Review Summary: Radiohead doesn't reinvent the wheel again, but should we still be expecting them to?
3 of 3 thought this review was well written
It has often confused me the amount of controversy and hype that surrounds every Radiohead release. Ever since the days of OK Computer and Kid A, people been longing for the next masterpiece the band would release. Everyone has over-praised the possibility of Radiohead releasing another genre defining album, but the chances of this are slim-to-none. The bands biggest creative phases and stylistic leaps were all made during the time between 1995's Brit-rock influenced "The Bends" and 2000's apocalyptic "Kid A". All albums post Kid A have been strangely too familiar in terms of "redefining" anything. "Amnesiac" consisted of a majority of songs that did not make Kid A and "Hail To The Thief" seemed like it lacked the focus and consistency that their earlier albums held. "In Rainbows" was a fresh breath of air as the band learned to mix their electronic elements while leaving room for plenty of guitars. Fast forward four years and only eight songs later, and we see Radiohead treading familiar ground yet again.

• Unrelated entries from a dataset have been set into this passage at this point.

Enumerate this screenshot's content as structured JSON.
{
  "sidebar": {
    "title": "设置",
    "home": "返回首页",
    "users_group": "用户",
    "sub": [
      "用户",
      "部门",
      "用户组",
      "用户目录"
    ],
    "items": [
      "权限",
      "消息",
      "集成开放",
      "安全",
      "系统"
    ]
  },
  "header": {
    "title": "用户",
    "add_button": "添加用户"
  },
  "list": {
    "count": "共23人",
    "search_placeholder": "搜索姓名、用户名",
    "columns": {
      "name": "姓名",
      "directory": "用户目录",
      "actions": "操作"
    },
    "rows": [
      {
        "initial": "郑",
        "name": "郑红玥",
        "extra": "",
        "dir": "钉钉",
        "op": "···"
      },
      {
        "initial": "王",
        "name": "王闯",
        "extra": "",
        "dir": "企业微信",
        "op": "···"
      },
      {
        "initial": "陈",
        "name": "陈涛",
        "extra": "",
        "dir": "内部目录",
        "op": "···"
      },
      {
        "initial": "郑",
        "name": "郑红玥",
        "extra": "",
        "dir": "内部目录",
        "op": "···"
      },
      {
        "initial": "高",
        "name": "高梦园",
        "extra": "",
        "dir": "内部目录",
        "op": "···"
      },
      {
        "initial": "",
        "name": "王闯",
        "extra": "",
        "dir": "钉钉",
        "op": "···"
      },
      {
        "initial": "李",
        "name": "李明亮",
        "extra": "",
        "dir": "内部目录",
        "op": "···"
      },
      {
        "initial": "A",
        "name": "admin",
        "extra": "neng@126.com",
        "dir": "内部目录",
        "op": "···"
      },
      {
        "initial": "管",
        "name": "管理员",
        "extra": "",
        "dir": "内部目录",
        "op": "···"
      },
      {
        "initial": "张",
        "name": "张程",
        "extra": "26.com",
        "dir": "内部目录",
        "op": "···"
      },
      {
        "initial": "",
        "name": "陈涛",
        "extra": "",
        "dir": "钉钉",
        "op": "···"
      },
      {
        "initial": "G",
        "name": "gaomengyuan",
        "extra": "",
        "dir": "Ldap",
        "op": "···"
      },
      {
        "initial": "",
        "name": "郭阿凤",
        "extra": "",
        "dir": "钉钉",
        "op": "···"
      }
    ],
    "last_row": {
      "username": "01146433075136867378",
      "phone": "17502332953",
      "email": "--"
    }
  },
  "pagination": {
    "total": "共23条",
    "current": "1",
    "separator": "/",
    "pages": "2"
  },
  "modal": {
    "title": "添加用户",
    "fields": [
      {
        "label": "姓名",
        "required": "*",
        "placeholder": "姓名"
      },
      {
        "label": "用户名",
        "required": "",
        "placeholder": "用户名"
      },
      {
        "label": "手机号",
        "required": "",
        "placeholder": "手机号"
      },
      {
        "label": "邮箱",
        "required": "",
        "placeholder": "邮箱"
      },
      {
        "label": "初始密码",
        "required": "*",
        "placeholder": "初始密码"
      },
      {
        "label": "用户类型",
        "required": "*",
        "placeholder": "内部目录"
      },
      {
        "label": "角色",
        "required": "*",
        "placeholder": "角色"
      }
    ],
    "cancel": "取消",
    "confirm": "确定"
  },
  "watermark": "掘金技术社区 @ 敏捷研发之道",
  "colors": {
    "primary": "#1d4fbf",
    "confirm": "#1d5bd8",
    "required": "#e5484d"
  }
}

Attempting to avoid any pre-release hype, Radiohead revealed The King Of Limbs just days before it would drop and then releasing it one day earlier than that, leaving little time for fan-boys to banter about what direction the band would take this time. Unfortunately it has since been victim of criticisms of being too short, too abstract, rumors of not even being the "real" new album and even only being half of a finished product. Not to discredit "The King Of Limbs" so early in the game already though, it isn't deserving of all the rants of how it doesn't live up to earlier releases because in reality, it isn't suppose to.
Once again Radiohead have let sampling and electronics take the lead role on most songs. Surprisingly most of the new songs are danceable ("Lotus Flower", "Separator"). Not to say that guitars aren't present. Guitars appear on five out of the eight songs, but mostly lay low in the mix and are only that prominent on "Morning Mr. Magpie" and select parts of "Separator". "Codex makes for a nice piano ballad, but bares many resemblances to Amnesiacs "Pyramid Song". The minimalist "Give Up The Ghost" consist of various repeated samples of Thom Yorke's singing "Don't Hurt Me" over a lone acoustic guitar. The previously mentioned "Lotus Flower" and "Separator" serve as the albums best tracks, both containing Thom's signature goose bump-inducing falsetto's quietly floating over Phil Selway's grooving beats and are sadly over before you know it.
Unfortunately, the first half of the album doesn't quite make the great impression that the last half does. Many of the songs consist of the same beats or riffs for the entire song, occasionally introducing various horns and strings throughout. Opener "Bloom" is a perfect example of this. Based off a looping piano line and chopped up clips of Phil Selways drums, the song moves along with little to no interruption of these elements. "Morning Mr. Magpie" and "Little By Little" both fall to this use of repetition, dragging down the reply value of The King Of Limbs. "Feral" is a strange experimental track consisting of only beats and Thom Yorke's voice chopped up and randomly placed throughout, but ultimately comes off as filler. The King Of Limbs is nowhere near a bad album, it consist of some of Radioheads best tracks they have released post-Kid A. However, the dragging first half of the album is not anywhere near the quality of the last half and will leave many fans longing for more. The King Of Limbs is not Radiohead trying to reinvent the wheel, it is just them playing the music they want to; nothing more, nothing less.
Give Up The Ghost
don't exaggerate irving, there's only 21 others. and you carefully proofread at least half of them ;]
problematic stuff around incl:
1st paragraph you kinda contradict yourself about post kid a radiohead (+ sentences should read 'of OK Computer and Kid A, people have been' , 'band's biggest creative phases').
2nd paragraph is mostly unnecessary
3rd paragraph 1st sentence is a runon. and then i got bored of reading.
keep plugging away at reviewing, but try reviewing albums that haven't already been reviewed 21 over and over again so you can actually convey your own opinions and not say essentially what's already been said before
yea sorry that's not what i meant. mostly i'm a fanboy who's upset cause you said All albums post Kid A have been strangely too familiar in terms of "redefining" anything, but i guess there's a point to be made there.
I disagree, I think that stylistically there's a bigger difference between IR and this than there was between Amnesiac, HTTT and IR. I don't think that this album has been received badly (compared to other Radiohead releases) due to the band's failure to continue to evolve musically, but due to a lack of interest in the style of this record or simply because it has weaker material.
Not a bad review by any means, but nothing exciting or memorable about it. Could use a little pizazz. Especially when trying to stand out from 21 other reviews. Keep writing though, you ain't half bad.